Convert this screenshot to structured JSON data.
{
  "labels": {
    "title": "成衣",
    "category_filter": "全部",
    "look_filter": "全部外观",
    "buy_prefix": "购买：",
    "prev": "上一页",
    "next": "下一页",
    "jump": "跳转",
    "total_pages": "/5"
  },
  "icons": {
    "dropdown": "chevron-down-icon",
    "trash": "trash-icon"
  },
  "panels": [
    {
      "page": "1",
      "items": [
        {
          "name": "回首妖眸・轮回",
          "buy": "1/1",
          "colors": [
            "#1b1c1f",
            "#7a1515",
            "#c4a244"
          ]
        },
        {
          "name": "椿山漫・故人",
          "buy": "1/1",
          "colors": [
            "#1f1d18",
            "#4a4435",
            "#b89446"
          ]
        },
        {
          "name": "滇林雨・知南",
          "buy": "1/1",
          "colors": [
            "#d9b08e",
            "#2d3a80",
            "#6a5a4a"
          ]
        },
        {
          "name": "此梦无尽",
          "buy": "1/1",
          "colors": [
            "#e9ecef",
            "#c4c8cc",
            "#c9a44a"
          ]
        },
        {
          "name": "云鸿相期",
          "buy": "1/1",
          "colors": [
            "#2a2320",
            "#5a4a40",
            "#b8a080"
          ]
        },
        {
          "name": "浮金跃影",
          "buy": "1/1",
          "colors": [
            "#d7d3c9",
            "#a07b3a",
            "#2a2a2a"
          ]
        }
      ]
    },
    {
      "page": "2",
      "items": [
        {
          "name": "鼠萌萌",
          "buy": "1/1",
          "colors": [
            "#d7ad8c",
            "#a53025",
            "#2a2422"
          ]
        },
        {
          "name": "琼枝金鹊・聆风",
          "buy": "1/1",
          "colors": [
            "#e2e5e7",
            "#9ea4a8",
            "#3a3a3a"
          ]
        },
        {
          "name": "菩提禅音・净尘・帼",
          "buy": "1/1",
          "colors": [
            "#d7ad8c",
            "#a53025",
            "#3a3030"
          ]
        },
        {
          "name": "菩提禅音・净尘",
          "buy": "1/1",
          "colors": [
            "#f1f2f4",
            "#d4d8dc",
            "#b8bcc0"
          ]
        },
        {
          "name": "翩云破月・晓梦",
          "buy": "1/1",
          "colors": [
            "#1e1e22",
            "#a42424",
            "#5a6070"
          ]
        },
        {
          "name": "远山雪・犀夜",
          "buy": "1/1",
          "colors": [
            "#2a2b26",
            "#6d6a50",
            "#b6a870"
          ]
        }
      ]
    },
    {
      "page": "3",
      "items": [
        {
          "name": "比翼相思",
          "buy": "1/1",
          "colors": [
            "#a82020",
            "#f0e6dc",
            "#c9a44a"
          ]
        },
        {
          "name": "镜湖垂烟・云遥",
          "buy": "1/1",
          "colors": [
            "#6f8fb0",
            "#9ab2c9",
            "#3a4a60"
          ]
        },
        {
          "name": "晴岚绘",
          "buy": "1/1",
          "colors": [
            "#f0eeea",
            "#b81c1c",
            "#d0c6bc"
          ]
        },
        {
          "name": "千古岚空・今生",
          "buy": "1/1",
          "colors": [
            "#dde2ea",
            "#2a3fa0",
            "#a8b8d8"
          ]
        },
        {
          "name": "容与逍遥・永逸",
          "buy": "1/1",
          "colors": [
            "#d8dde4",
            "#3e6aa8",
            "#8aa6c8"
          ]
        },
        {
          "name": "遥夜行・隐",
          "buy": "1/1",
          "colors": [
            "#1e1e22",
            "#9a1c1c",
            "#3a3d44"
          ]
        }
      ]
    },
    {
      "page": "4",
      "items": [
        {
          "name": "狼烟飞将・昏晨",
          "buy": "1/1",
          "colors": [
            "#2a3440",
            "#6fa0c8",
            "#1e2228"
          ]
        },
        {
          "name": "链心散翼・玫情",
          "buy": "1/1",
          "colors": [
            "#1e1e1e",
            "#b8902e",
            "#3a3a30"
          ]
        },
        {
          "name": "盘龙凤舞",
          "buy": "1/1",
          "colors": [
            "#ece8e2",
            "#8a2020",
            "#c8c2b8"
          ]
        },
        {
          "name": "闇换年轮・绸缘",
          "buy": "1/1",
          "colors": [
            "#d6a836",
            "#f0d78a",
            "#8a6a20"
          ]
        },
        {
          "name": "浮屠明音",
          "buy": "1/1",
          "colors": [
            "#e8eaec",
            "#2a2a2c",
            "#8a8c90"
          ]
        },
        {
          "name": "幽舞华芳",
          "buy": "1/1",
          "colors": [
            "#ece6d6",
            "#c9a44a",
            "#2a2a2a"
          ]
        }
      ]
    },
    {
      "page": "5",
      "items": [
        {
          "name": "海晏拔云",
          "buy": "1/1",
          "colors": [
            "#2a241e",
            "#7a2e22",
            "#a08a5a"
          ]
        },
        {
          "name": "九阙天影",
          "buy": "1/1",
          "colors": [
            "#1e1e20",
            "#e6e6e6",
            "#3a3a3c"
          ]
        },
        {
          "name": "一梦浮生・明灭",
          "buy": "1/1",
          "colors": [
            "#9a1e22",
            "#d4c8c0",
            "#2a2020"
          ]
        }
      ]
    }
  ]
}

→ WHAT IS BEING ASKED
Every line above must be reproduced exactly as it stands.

→ EXPECTED OUTPUT
Convert this screenshot to structured JSON data.
{
  "labels": {
    "title": "成衣",
    "category_filter": "全部",
    "look_filter": "全部外观",
    "buy_prefix": "购买：",
    "prev": "上一页",
    "next": "下一页",
    "jump": "跳转",
    "total_pages": "/5"
  },
  "icons": {
    "dropdown": "chevron-down-icon",
    "trash": "trash-icon"
  },
  "panels": [
    {
      "page": "1",
      "items": [
        {
          "name": "回首妖眸・轮回",
          "buy": "1/1",
          "colors": [
            "#1b1c1f",
            "#7a1515",
            "#c4a244"
          ]
        },
        {
          "name": "椿山漫・故人",
          "buy": "1/1",
          "colors": [
            "#1f1d18",
            "#4a4435",
            "#b89446"
          ]
        },
        {
          "name": "滇林雨・知南",
          "buy": "1/1",
          "colors": [
            "#d9b08e",
            "#2d3a80",
            "#6a5a4a"
          ]
        },
        {
          "name": "此梦无尽",
          "buy": "1/1",
          "colors": [
            "#e9ecef",
            "#c4c8cc",
            "#c9a44a"
          ]
        },
        {
          "name": "云鸿相期",
          "buy": "1/1",
          "colors": [
            "#2a2320",
            "#5a4a40",
            "#b8a080"
          ]
        },
        {
          "name": "浮金跃影",
          "buy": "1/1",
          "colors": [
            "#d7d3c9",
            "#a07b3a",
            "#2a2a2a"
          ]
        }
      ]
    },
    {
      "page": "2",
      "items": [
        {
          "name": "鼠萌萌",
          "buy": "1/1",
          "colors": [
            "#d7ad8c",
            "#a53025",
            "#2a2422"
          ]
        },
        {
          "name": "琼枝金鹊・聆风",
          "buy": "1/1",
          "colors": [
            "#e2e5e7",
            "#9ea4a8",
            "#3a3a3a"
          ]
        },
        {
          "name": "菩提禅音・净尘・帼",
          "buy": "1/1",
          "colors": [
            "#d7ad8c",
            "#a53025",
            "#3a3030"
          ]
        },
        {
          "name": "菩提禅音・净尘",
          "buy": "1/1",
          "colors": [
            "#f1f2f4",
            "#d4d8dc",
            "#b8bcc0"
          ]
        },
        {
          "name": "翩云破月・晓梦",
          "buy": "1/1",
          "colors": [
            "#1e1e22",
            "#a42424",
            "#5a6070"
          ]
        },
        {
          "name": "远山雪・犀夜",
          "buy": "1/1",
          "colors": [
            "#2a2b26",
            "#6d6a50",
            "#b6a870"
          ]
        }
      ]
    },
    {
      "page": "3",
      "items": [
        {
          "name": "比翼相思",
          "buy": "1/1",
          "colors": [
            "#a82020",
            "#f0e6dc",
            "#c9a44a"
          ]
        },
        {
          "name": "镜湖垂烟・云遥",
          "buy": "1/1",
          "colors": [
            "#6f8fb0",
            "#9ab2c9",
            "#3a4a60"
          ]
        },
        {
          "name": "晴岚绘",
          "buy": "1/1",
          "colors": [
            "#f0eeea",
            "#b81c1c",
            "#d0c6bc"
          ]
        },
        {
          "name": "千古岚空・今生",
          "buy": "1/1",
          "colors": [
            "#dde2ea",
            "#2a3fa0",
            "#a8b8d8"
          ]
        },
        {
          "name": "容与逍遥・永逸",
          "buy": "1/1",
          "colors": [
            "#d8dde4",
            "#3e6aa8",
            "#8aa6c8"
          ]
        },
        {
          "name": "遥夜行・隐",
          "buy": "1/1",
          "colors": [
            "#1e1e22",
            "#9a1c1c",
            "#3a3d44"
          ]
        }
      ]
    },
    {
      "page": "4",
      "items": [
        {
          "name": "狼烟飞将・昏晨",
          "buy": "1/1",
          "colors": [
            "#2a3440",
            "#6fa0c8",
            "#1e2228"
          ]
        },
        {
          "name": "链心散翼・玫情",
          "buy": "1/1",
          "colors": [
            "#1e1e1e",
            "#b8902e",
            "#3a3a30"
          ]
        },
        {
          "name": "盘龙凤舞",
          "buy": "1/1",
          "colors": [
            "#ece8e2",
            "#8a2020",
            "#c8c2b8"
          ]
        },
        {
          "name": "闇换年轮・绸缘",
          "buy": "1/1",
          "colors": [
            "#d6a836",
            "#f0d78a",
            "#8a6a20"
          ]
        },
        {
          "name": "浮屠明音",
          "buy": "1/1",
          "colors": [
            "#e8eaec",
            "#2a2a2c",
            "#8a8c90"
          ]
        },
        {
          "name": "幽舞华芳",
          "buy": "1/1",
          "colors": [
            "#ece6d6",
            "#c9a44a",
            "#2a2a2a"
          ]
        }
      ]
    },
    {
      "page": "5",
      "items": [
        {
          "name": "海晏拔云",
          "buy": "1/1",
          "colors": [
            "#2a241e",
            "#7a2e22",
            "#a08a5a"
          ]
        },
        {
          "name": "九阙天影",
          "buy": "1/1",
          "colors": [
            "#1e1e20",
            "#e6e6e6",
            "#3a3a3c"
          ]
        },
        {
          "name": "一梦浮生・明灭",
          "buy": "1/1",
          "colors": [
            "#9a1e22",
            "#d4c8c0",
            "#2a2020"
          ]
        }
      ]
    }
  ]
}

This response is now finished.